Compassion – Charles Swindoll
Before moving on to the third, let me mention an actual event that occurred on the campus of an evangelical seminary, the very grounds where future ministers were in training. A Greek class was given an assignment to study Luke 10:25-37—the same Good Samaritan story we are considering. These young theologs were to do an in-depth analysis of the biblical text, observing and commenting on all the major terms and syntactical factors worth mentioning. Each student was to write his own translation after having done the work on his commentary.
As is true in most language classes, a couple or three of the students cared more about the practical implications of
the assignment than its intellectual stimulation. The morning the work was to be turned in, these three teamed up and carried out a plan to prove their point. One volunteered to play the part of an alleged victim. They tore his shirt and trousers, rubbed mud, catsup, and other realistic-looking ingredients across his "wounds," marked up his eyes and face so he hardly resembled himself, then placed him along the path that led from the dormitory to the Greek classroom. While the other two hid and watched, he groaned and writhed, simulating great pain.

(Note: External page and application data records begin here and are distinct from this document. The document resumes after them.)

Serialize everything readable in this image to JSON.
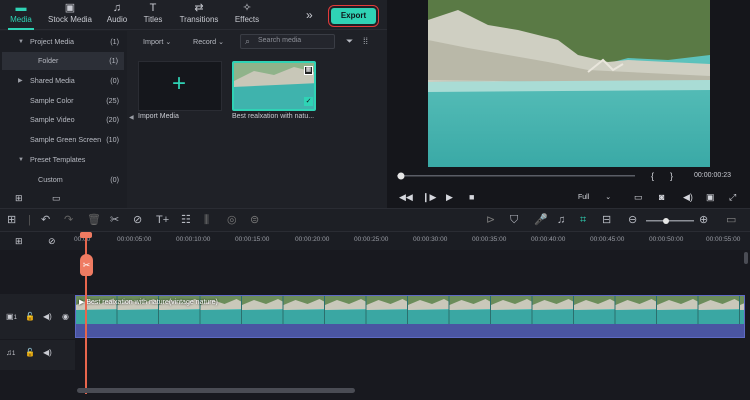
{
  "tabs": [
    {
      "label": "Media",
      "icon": "folder-icon"
    },
    {
      "label": "Stock Media",
      "icon": "image-icon"
    },
    {
      "label": "Audio",
      "icon": "music-icon"
    },
    {
      "label": "Titles",
      "icon": "text-icon"
    },
    {
      "label": "Transitions",
      "icon": "transition-icon"
    },
    {
      "label": "Effects",
      "icon": "effects-icon"
    }
  ],
  "more_label": "»",
  "export_label": "Export",
  "tree": [
    {
      "label": "Project Media",
      "count": "(1)"
    },
    {
      "label": "Folder",
      "count": "(1)"
    },
    {
      "label": "Shared Media",
      "count": "(0)"
    },
    {
      "label": "Sample Color",
      "count": "(25)"
    },
    {
      "label": "Sample Video",
      "count": "(20)"
    },
    {
      "label": "Sample Green Screen",
      "count": "(10)"
    },
    {
      "label": "Preset Templates",
      "count": ""
    },
    {
      "label": "Custom",
      "count": "(0)"
    }
  ],
  "media_bar": {
    "import": "Import",
    "record": "Record",
    "search_placeholder": "Search media"
  },
  "media_items": {
    "import_caption": "Import Media",
    "clip_caption": "Best realxation with natu..."
  },
  "preview": {
    "time": "00:00:00:23",
    "quality": "Full",
    "brace_open": "{",
    "brace_close": "}"
  },
  "ruler": [
    "00:00",
    "00:00:05:00",
    "00:00:10:00",
    "00:00:15:00",
    "00:00:20:00",
    "00:00:25:00",
    "00:00:30:00",
    "00:00:35:00",
    "00:00:40:00",
    "00:00:45:00",
    "00:00:50:00",
    "00:00:55:00"
  ],
  "video_track": {
    "number": "1",
    "clip_label": "Best realxation with nature(vintage nature)"
  },
  "audio_track": {
    "number": "1"
  },
  "colors": {
    "accent": "#2fd3b5",
    "playhead": "#e8664d",
    "clip_border": "#5e6ac4",
    "export_outline": "#e23a3a"
  }
}
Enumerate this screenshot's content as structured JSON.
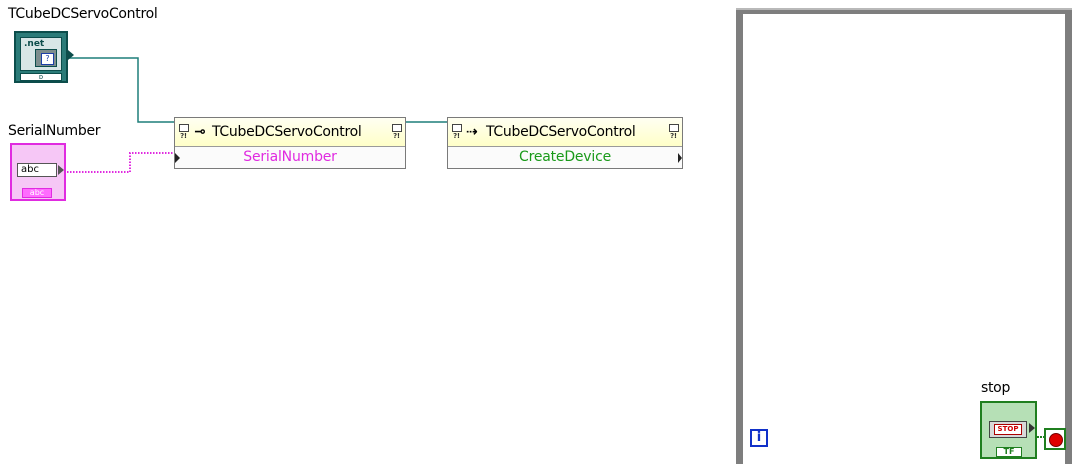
{
  "labels": {
    "net_control": "TCubeDCServoControl",
    "serial_control": "SerialNumber",
    "stop_control": "stop"
  },
  "net_refnum": {
    "badge": ".net",
    "icon_glyph": "?",
    "foot_glyph": "ᴅ"
  },
  "string_control": {
    "value": "abc",
    "type_badge": "abc"
  },
  "property_node": {
    "class_name": "TCubeDCServoControl",
    "property": "SerialNumber",
    "icon": "property-node-icon"
  },
  "invoke_node": {
    "class_name": "TCubeDCServoControl",
    "method": "CreateDevice",
    "icon": "invoke-node-icon"
  },
  "while_loop": {
    "iteration_glyph": "i",
    "stop_button_text": "STOP",
    "bool_badge": "TF"
  },
  "colors": {
    "refnum_wire": "#1f7f7a",
    "string_wire": "#e02be0",
    "property_text": "#e02be0",
    "method_text": "#1a9a1a",
    "loop_border": "#7e7e7e",
    "boolean": "#1f7f1f",
    "iteration": "#1131c9"
  }
}
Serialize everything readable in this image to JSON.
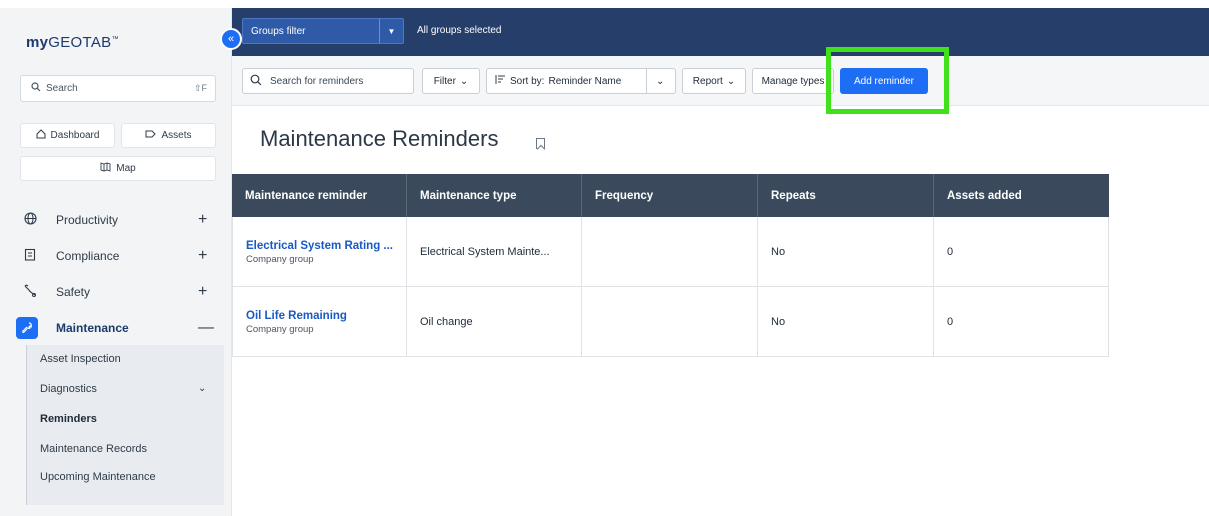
{
  "app": {
    "logo_bold": "my",
    "logo_rest": "GEOTAB",
    "logo_tm": "™"
  },
  "sidebar": {
    "collapse_icon": "«",
    "search_placeholder": "Search",
    "search_shortcut": "⇧F",
    "quick_links": [
      {
        "label": "Dashboard",
        "icon": "home-icon"
      },
      {
        "label": "Assets",
        "icon": "tag-icon"
      },
      {
        "label": "Map",
        "icon": "map-icon"
      }
    ],
    "nav": [
      {
        "label": "Productivity",
        "icon": "globe-icon",
        "toggle": "+"
      },
      {
        "label": "Compliance",
        "icon": "clipboard-icon",
        "toggle": "+"
      },
      {
        "label": "Safety",
        "icon": "safety-icon",
        "toggle": "+"
      },
      {
        "label": "Maintenance",
        "icon": "wrench-icon",
        "toggle": "—"
      }
    ],
    "submenu": [
      {
        "label": "Asset Inspection"
      },
      {
        "label": "Diagnostics",
        "chevron": "⌄"
      },
      {
        "label": "Reminders",
        "active": true
      },
      {
        "label": "Maintenance Records"
      },
      {
        "label": "Upcoming Maintenance"
      }
    ]
  },
  "topbar": {
    "groups_filter_label": "Groups filter",
    "groups_filter_drop": "▼",
    "groups_status": "All groups selected",
    "bg_color": "#253e6a"
  },
  "toolbar": {
    "search_placeholder": "Search for reminders",
    "filter_label": "Filter",
    "sort_prefix": "Sort by:",
    "sort_value": "Reminder Name",
    "report_label": "Report",
    "manage_types_label": "Manage types",
    "add_reminder_label": "Add reminder",
    "chevron": "⌄",
    "accent_color": "#1d6ef5"
  },
  "page": {
    "title": "Maintenance Reminders"
  },
  "table": {
    "columns": [
      "Maintenance reminder",
      "Maintenance type",
      "Frequency",
      "Repeats",
      "Assets added"
    ],
    "rows": [
      {
        "name": "Electrical System Rating ...",
        "group": "Company group",
        "type": "Electrical System Mainte...",
        "frequency": "",
        "repeats": "No",
        "assets": "0"
      },
      {
        "name": "Oil Life Remaining",
        "group": "Company group",
        "type": "Oil change",
        "frequency": "",
        "repeats": "No",
        "assets": "0"
      }
    ]
  }
}
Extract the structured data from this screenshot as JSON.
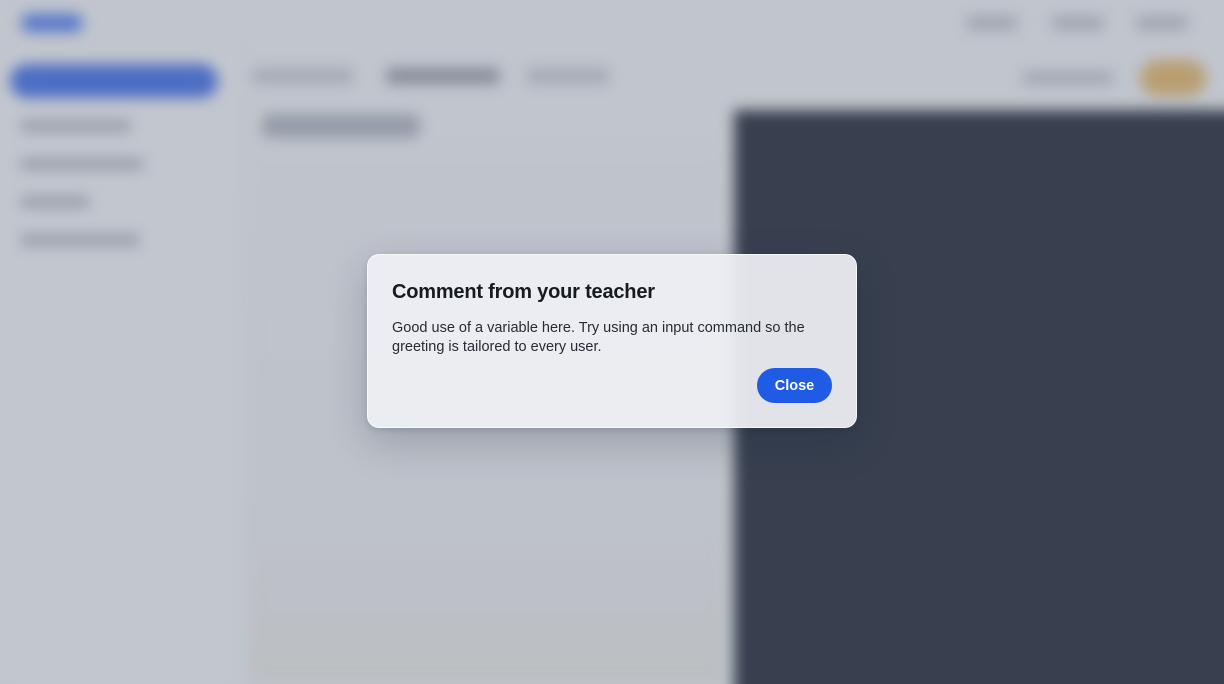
{
  "dialog": {
    "title": "Comment from your teacher",
    "body": "Good use of a variable here. Try using an input command so the greeting is tailored to every user.",
    "close_label": "Close"
  },
  "colors": {
    "primary": "#1f5be5",
    "accent": "#e7b25a",
    "console_bg": "#0a1120"
  }
}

Not one student stopped. They walked around him, stepped over him, and said different things to him. But nobody stooped over to help. What do you want to bet their academic work was flawless . . . and insightful . . . and handed in on time?